Driving the news: Trump told "Fox & Friends" on Monday morning, "I don't know that she said that, or was that written out by Adam Schiff, and Schumer and Pelosi. I would be more inclined to the second, OK, you know, that came out of the wind, it sounds so beautiful. But that sounds like a Schumer deal or maybe a Pelosi or shifty Schiff."

  • He later added, "I mean, maybe she did and maybe she didn't."
  • Schiff, the chairman of the House Intelligence Committee, tweeted in response: "Mr. President, this is low. Even for you. No, I didn’t write Ruth Bader Ginsburg’s dying wish to a nation she served so well, and spent her whole life making a more perfect union. But I am going to fight like hell to make it come true.

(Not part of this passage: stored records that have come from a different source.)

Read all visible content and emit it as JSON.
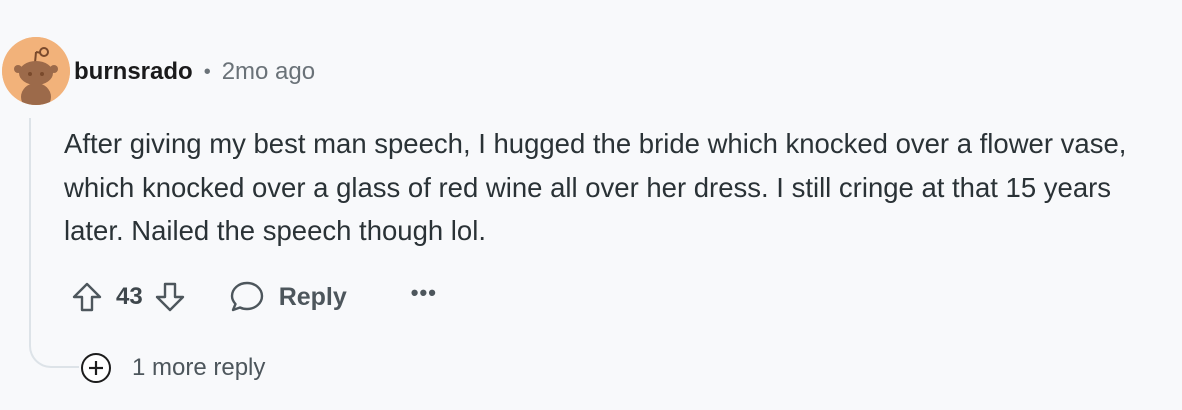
{
  "comment": {
    "author": "burnsrado",
    "separator": "•",
    "time": "2mo ago",
    "body": "After giving my best man speech, I hugged the bride which knocked over a flower vase, which knocked over a glass of red wine all over her dress. I still cringe at that 15 years later. Nailed the speech though lol.",
    "avatar_color": "#f2b27a"
  },
  "actions": {
    "upvote_icon": "upvote-arrow-icon",
    "vote_count": "43",
    "downvote_icon": "downvote-arrow-icon",
    "reply_icon": "speech-bubble-icon",
    "reply_label": "Reply",
    "more_label": "•••"
  },
  "thread": {
    "more_replies_icon": "plus-circle-icon",
    "more_replies_label": "1 more reply"
  }
}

No confirmation before inauguration."

The big picture: Trump told reporters that five women are on his list of potential Supreme Court nominees and that he plans to announce his decision on Friday or Saturday. He also reiterated that he would "much rather have a vote before the election," claiming that "it would be better for our country."

Go deeper ... Pence aide on RBG's dying wish: "The decision of when to nominate does not lie with her"

Go deeper

Trump prepares to announce Amy Coney Barrett as Supreme Court replacement

Judge Amy Coney Barrett. Photo: Matt Cashore/Notre Dame University via Reuters

President Trump is preparing to nominate federal appeals court Judge Amy Coney Barrett of Indiana, a favorite of both the social conservative base and Republican elected officials, to succeed Justice Ruth Bader Ginsburg, Republican sources tell Axios.

Why it matters: Barrett would push the already conservative court further and harder to the right, for decades to come, on the most important issues in American politics — from abortion to the limits of presidential power. If confirmed, she would give conservatives a 6-3 majority on the high court.

China deems all cryptocurrency transactions illegal

A person walking past China's central bank in Beijing in August 2007. Photo: Teh Eng Koon/AFP via Getty Images

China's central bank declared on Friday that all cryptocurrencies are illegal, banning crypto-related transactions and cryptocurrency mining, according to Reuters.

Why it matters: China's government is now following through with its goal of cracking down on unofficial virtual currencies, which it has said are a financial, social and national security risk and a contributor to global warming.

Biden's big bet backfires

Two key dealmakers — Sen. Joe Manchin (D-W.Va.) and Sen. Mark Warner (D-Va.) — leave a luncheon in the Capitol yesterday. Photo: Kent Nishimura/L.A. Times via Getty Images

President Biden bit off too much, too fast in trying to ram through what would be the largest social expansion in American history, top Democrats privately say.

Why it matters: At the time Biden proposed it, he had his mind set on a transformational accomplishment that would put him in the pantheon of FDR and JFK.